Draw an ellipse of the right orbital shape (a) for Earth, Moon or Venus , (b) for either Mars or Mercury, and (c) for one other world. Detailed instructions follow. Compare your drawings with results of your partner (each of you should have a different choice from (a) and from (b or c)).
Turn in: the placement of pins (measurements), the drawings, and your description of the resulting shapes.
Calculate Rperihelion and Raphelion (the closest approach to Sun and the farthest distance, respectively):
Rp = a*(1-e)
Ra = a*(1+e)
a = semi-major axis = average distance (basically, the longest "radius")
e = eccentricity (a number between zero and one)
Multiply by some appropriate number to scale it down to a reasonable model size (10-20 cm is fairly reasonable). For classroom use, choose 10 cm to fit on the paper. Note: You don't need the actual orbital distance because we're just looking at shapes, and are scaling to 10 cm as the semi-major axis.
EXAMPLE: for an eccentricity of 0.5 (half squashed), use
Ra = 10cm * (1 + 0.5) = 15 cm and
Rp = 10 cm * (1.0 - 0.5) = 5 cm. Any multiple of these would also work.
Pin your paper to the cardboard using the flat-head pins. Draw a horizontal line approximately centered on your paper (no need to be too picky). Mark a spot on this line and label it "Sun". Measure the aphelion distance from Sun to one side, and mark it (15 cm to the right for the example). Measure perihelion distance from Sun to the other side, and mark that (5 cm to the left for the example).
Place one push-pin at the point marked "Sun"; you'll leave this pin in place from now on. (Using a yellow or white pin can be handy.)
Place a pin at the aphelion mark. Tie a string snugly around the two. (That makes the string twice 15 cm for the example.)
To tie securely, it helps to have 3 hands.
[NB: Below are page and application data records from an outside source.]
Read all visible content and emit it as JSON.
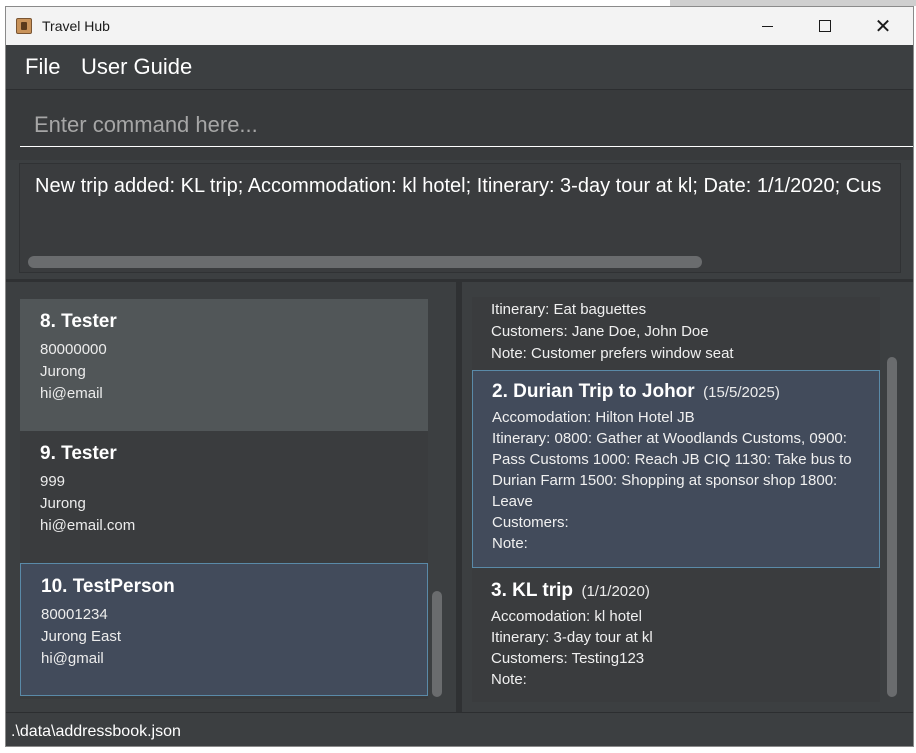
{
  "window": {
    "title": "Travel Hub"
  },
  "menu": {
    "file": "File",
    "user_guide": "User Guide"
  },
  "command": {
    "placeholder": "Enter command here...",
    "value": ""
  },
  "result": {
    "text": "New trip added: KL trip; Accommodation: kl hotel; Itinerary: 3-day tour at kl; Date: 1/1/2020; Cus"
  },
  "persons": [
    {
      "index_name": "8. Tester",
      "phone": "80000000",
      "address": "Jurong",
      "email": "hi@email"
    },
    {
      "index_name": "9. Tester",
      "phone": "999",
      "address": "Jurong",
      "email": "hi@email.com"
    },
    {
      "index_name": "10. TestPerson",
      "phone": "80001234",
      "address": "Jurong East",
      "email": "hi@gmail"
    }
  ],
  "trips_partial": {
    "itinerary": "Itinerary: Eat baguettes",
    "customers": "Customers: Jane Doe, John Doe",
    "note": "Note: Customer prefers window seat"
  },
  "trips": [
    {
      "index_name": "2.  Durian Trip to Johor",
      "date": "(15/5/2025)",
      "accommodation": "Accomodation: Hilton Hotel JB",
      "itinerary": "Itinerary: 0800: Gather at Woodlands Customs, 0900: Pass Customs 1000: Reach JB CIQ 1130: Take bus to Durian Farm 1500: Shopping at sponsor shop 1800: Leave",
      "customers": "Customers:",
      "note": "Note:"
    },
    {
      "index_name": "3.  KL trip",
      "date": "(1/1/2020)",
      "accommodation": "Accomodation: kl hotel",
      "itinerary": "Itinerary: 3-day tour at kl",
      "customers": "Customers: Testing123",
      "note": "Note:"
    }
  ],
  "status": {
    "path": ".\\data\\addressbook.json"
  }
}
Tie an overhand knot (like starting your shoelaces) and pull until snug. Have your partner place a finger on this knot. Tie another knot, preferably reversed from the first knot (left over right instead of the usual right over left), and as you pull it snug, slip it under your partner's finger. When snug, your partner may lift the finger.
Remove the aphelion pin.
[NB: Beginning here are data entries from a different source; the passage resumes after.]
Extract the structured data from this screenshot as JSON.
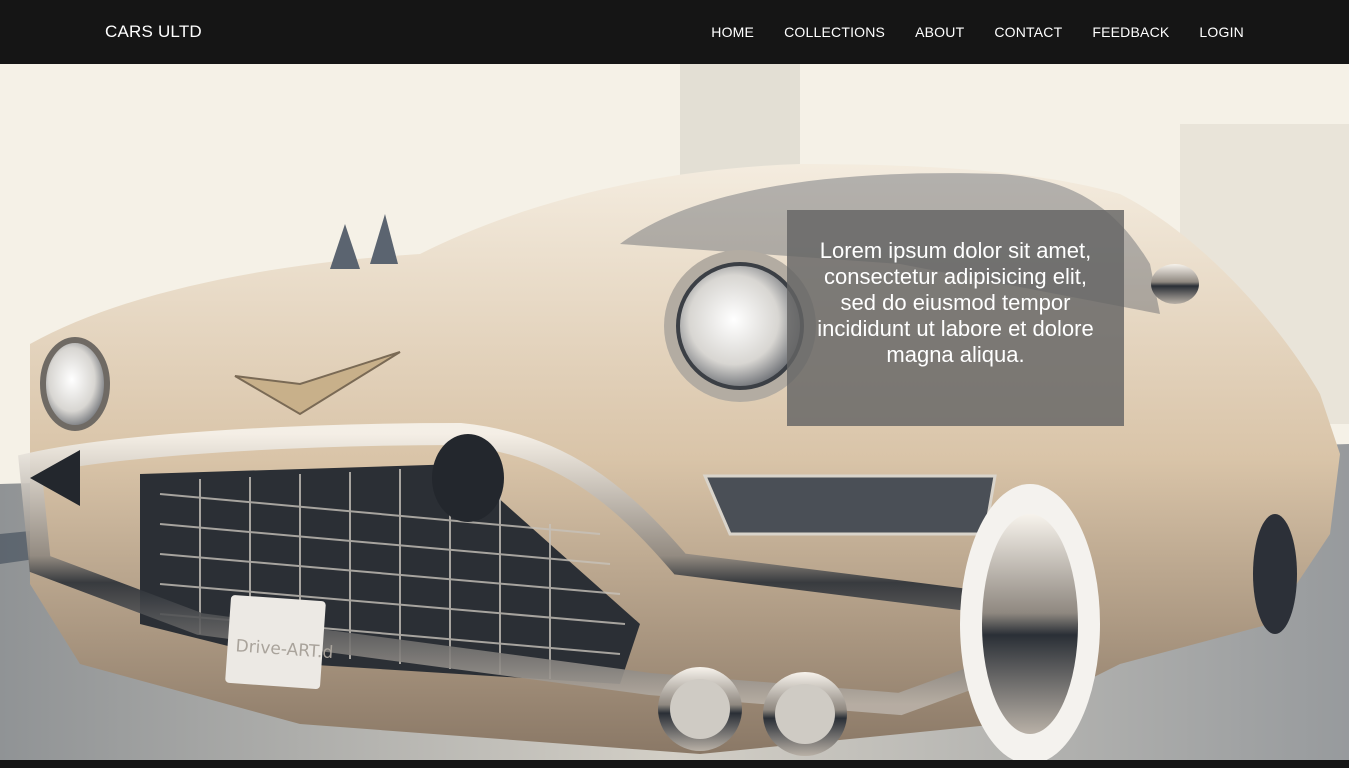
{
  "navbar": {
    "brand": "CARS ULTD",
    "links": [
      {
        "label": "HOME"
      },
      {
        "label": "COLLECTIONS"
      },
      {
        "label": "ABOUT"
      },
      {
        "label": "CONTACT"
      },
      {
        "label": "FEEDBACK"
      },
      {
        "label": "LOGIN"
      }
    ]
  },
  "hero": {
    "image": "vintage-car-photo",
    "plate_text": "Drive-ART.d",
    "caption": "Lorem ipsum dolor sit amet, consectetur adipisicing elit, sed do eiusmod tempor incididunt ut labore et dolore magna aliqua."
  },
  "colors": {
    "navbar_bg": "#151515",
    "nav_text": "#ffffff",
    "caption_bg": "#646464"
  }
}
Pull the string toward the perihelion mark, and insert a pin within the loop, at the perihelion mark. The string should go around the Sun pin and the perihelion pin, and will generally NOT be completely snug (it may, in fact, be very loose). Leave this pin and the Sun pin in place for the moment.
Pull the string toward the aphelion (right) side using another tack. Place the tack along the line so that the string is snug. This new pin becomes the second focus. (For the example, this second pin ends up at 15 cm - 5 cm = 10 cm to the right of the "Sun" pin.)
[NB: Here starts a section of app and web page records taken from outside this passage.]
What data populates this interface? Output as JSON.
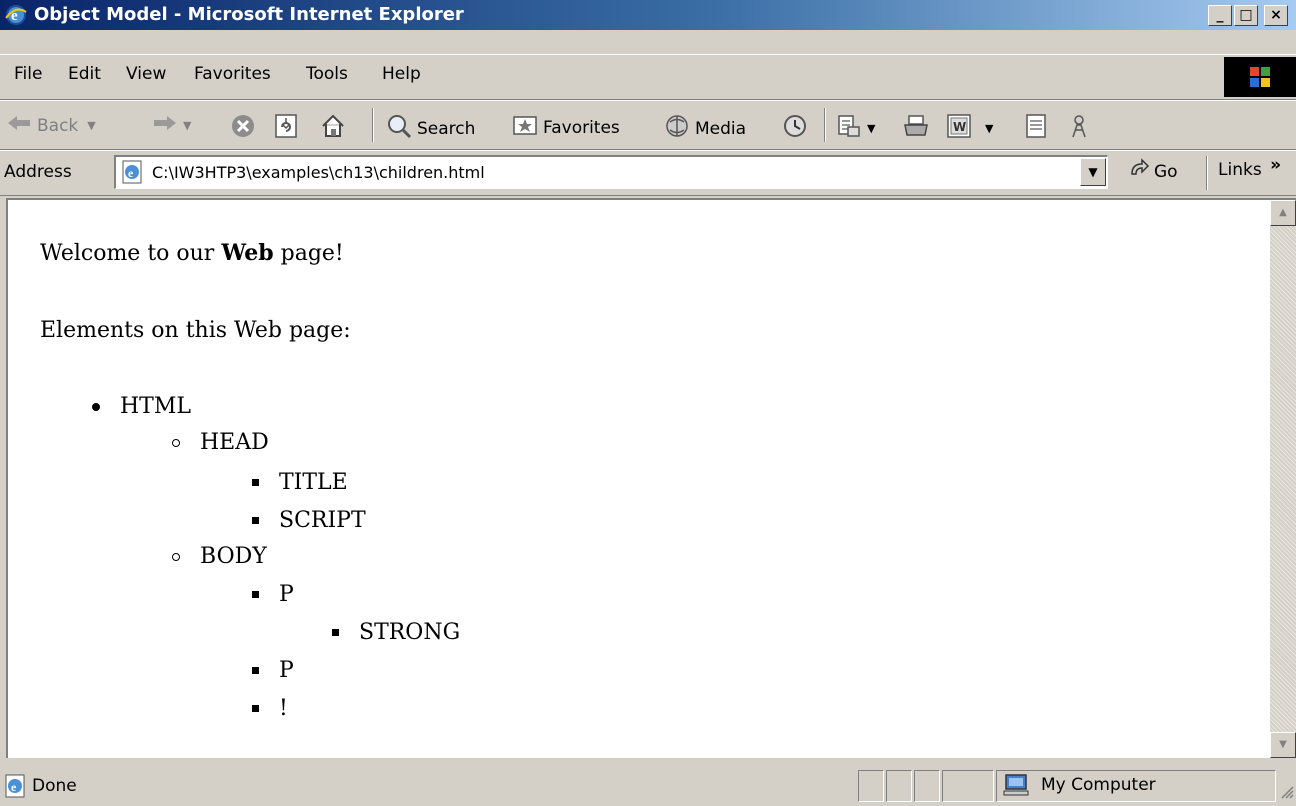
{
  "window": {
    "title": "Object Model - Microsoft Internet Explorer",
    "minimize": "_",
    "maximize": "□",
    "close": "×"
  },
  "menu": {
    "items": [
      "File",
      "Edit",
      "View",
      "Favorites",
      "Tools",
      "Help"
    ]
  },
  "toolbar": {
    "back_label": "Back",
    "search_label": "Search",
    "favorites_label": "Favorites",
    "media_label": "Media"
  },
  "address": {
    "label": "Address",
    "value": "C:\\IW3HTP3\\examples\\ch13\\children.html",
    "go_label": "Go",
    "links_label": "Links",
    "links_chevron": "»"
  },
  "page": {
    "welcome_prefix": "Welcome to our ",
    "welcome_bold": "Web",
    "welcome_suffix": " page!",
    "elements_heading": "Elements on this Web page:",
    "tree": {
      "html": "HTML",
      "head": "HEAD",
      "title": "TITLE",
      "script": "SCRIPT",
      "body": "BODY",
      "p1": "P",
      "strong": "STRONG",
      "p2": "P",
      "comment": "!"
    }
  },
  "status": {
    "text": "Done",
    "zone": "My Computer"
  },
  "colors": {
    "titlebar_start": "#0a246a",
    "titlebar_end": "#a6caf0",
    "chrome": "#d4d0c8"
  }
}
Remove the perihelion pin (the one that, for the example, was 5 cm to the left of the "Sun" pin), replace it with a pencil, and draw the ellipse. (Run the pencil around the two pins by holding it so that it keeps the string snug. The string will guide the pencil. Try to keep the pencil vertical and the string near the pencil tip. If you've done it well, the ellipse should go through both perihelion and aphelion.)
Pull the pin at the second focus and remove the string. Take a look at the results. How round or squashed is the ellipse? Where is the Sun relative to the center?
Use the same position of "Sun" for the second ellipse. Try to make the orbits roughly the same size, so that you can compare their shapes.
Last update: 21 Feb 2001, EER